According to QoS standards set by TRAI, only one out of every 200 calls should face a connectivity problem. The number of points exceeding this limit has come down since March even as operators have been expanding their networks, but far from satisfactory.

TRAI says the number of points of intersection (POI) with unacceptable quality fell to 156 in June from 275 in March. As many as 15 points had 40 per cent congestion.

POIs are junctions through which networks connect with other networks.

Network congestions are like traffic jams at junctions that block the passage of cars.

Leading service providers Bharti Airtel and Reliance Communications that together constitute close to 13 crore of the total mobile subscriber base are the most congested with about 56 and 22 overcrowded POIs respectively at the end of June, down from 83 and 41 in March.

“I was facing difficulty connecting to other numbers and called up the customer care of my service provider.

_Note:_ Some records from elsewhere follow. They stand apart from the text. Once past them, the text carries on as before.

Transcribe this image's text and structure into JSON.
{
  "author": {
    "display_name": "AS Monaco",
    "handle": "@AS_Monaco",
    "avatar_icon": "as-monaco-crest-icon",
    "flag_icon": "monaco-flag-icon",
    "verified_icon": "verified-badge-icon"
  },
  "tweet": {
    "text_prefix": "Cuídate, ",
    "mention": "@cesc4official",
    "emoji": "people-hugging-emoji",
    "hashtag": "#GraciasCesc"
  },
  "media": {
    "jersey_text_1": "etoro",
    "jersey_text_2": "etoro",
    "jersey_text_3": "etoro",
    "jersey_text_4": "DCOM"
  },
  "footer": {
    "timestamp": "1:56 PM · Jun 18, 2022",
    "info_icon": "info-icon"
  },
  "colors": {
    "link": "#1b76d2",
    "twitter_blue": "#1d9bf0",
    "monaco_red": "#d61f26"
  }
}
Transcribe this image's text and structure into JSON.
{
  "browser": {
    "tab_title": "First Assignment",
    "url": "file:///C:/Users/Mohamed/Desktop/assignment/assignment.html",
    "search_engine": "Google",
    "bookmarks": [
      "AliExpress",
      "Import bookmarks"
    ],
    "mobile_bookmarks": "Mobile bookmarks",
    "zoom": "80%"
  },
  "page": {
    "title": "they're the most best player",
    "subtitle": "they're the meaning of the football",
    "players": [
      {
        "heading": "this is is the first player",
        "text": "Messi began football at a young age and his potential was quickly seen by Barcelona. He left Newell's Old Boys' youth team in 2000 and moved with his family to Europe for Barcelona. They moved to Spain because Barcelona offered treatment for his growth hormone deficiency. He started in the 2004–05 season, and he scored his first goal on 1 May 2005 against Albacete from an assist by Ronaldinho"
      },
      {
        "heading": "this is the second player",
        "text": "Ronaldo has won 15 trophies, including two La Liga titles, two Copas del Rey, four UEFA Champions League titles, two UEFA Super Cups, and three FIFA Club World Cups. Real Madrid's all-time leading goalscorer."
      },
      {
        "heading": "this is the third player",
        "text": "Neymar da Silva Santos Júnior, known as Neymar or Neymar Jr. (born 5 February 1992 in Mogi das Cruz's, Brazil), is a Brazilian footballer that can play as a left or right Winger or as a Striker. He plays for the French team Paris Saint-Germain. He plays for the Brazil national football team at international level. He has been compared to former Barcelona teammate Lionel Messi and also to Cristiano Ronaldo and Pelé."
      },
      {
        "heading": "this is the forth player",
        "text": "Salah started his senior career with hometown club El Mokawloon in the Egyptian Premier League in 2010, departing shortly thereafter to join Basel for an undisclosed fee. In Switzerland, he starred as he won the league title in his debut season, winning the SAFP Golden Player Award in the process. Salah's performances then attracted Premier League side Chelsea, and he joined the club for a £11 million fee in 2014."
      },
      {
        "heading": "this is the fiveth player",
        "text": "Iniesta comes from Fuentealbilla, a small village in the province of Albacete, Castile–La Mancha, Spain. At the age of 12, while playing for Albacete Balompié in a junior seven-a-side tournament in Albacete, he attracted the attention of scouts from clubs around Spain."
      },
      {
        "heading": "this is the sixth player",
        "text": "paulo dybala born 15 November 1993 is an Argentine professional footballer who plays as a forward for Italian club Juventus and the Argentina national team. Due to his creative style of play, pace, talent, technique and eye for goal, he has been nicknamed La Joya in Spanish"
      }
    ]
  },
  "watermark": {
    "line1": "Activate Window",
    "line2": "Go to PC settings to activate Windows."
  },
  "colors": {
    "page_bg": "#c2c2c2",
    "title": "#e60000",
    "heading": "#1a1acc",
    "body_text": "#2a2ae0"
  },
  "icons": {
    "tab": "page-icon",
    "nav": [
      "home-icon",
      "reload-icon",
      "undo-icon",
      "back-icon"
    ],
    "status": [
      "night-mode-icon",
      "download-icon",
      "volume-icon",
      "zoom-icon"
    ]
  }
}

They said it would take six days to rectify the problem,” said Amit Kumar, a Delhi-based GSM line user.

“Competition in India is not based on the quality of service but on price and operators are making sure they are not under cut,” said Mahesh Uppal, an independent telecom analyst.

“Factors like topographic changes and frequency interference do affect connectivity but our network partners are utilising the networks efficiently,” said a senior Airtel official.